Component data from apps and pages
************

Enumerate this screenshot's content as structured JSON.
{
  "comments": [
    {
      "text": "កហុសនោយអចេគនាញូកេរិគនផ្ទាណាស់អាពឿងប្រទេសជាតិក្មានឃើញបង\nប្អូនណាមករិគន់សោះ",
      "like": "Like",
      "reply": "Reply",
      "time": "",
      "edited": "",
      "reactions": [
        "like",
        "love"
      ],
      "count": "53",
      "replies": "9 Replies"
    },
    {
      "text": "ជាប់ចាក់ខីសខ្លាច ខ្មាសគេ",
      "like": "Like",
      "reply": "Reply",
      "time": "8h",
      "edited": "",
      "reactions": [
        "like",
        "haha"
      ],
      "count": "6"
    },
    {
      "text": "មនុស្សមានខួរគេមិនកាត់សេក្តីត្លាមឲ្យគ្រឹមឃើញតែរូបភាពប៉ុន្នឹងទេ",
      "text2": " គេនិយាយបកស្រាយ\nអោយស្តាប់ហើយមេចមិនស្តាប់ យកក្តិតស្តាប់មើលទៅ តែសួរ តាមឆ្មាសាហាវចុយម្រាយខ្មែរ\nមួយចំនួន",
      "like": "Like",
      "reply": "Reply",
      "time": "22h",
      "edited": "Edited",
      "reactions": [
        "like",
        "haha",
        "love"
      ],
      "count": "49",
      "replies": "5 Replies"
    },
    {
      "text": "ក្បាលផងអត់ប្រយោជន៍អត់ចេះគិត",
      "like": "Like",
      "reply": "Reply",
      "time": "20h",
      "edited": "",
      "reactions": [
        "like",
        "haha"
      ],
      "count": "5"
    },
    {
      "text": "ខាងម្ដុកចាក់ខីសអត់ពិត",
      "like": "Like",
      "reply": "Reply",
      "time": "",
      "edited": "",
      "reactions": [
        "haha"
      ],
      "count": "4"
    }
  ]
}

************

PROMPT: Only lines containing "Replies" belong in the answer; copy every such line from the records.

RESULT OF THIS TASK:
      "replies": "9 Replies"
      "replies": "5 Replies"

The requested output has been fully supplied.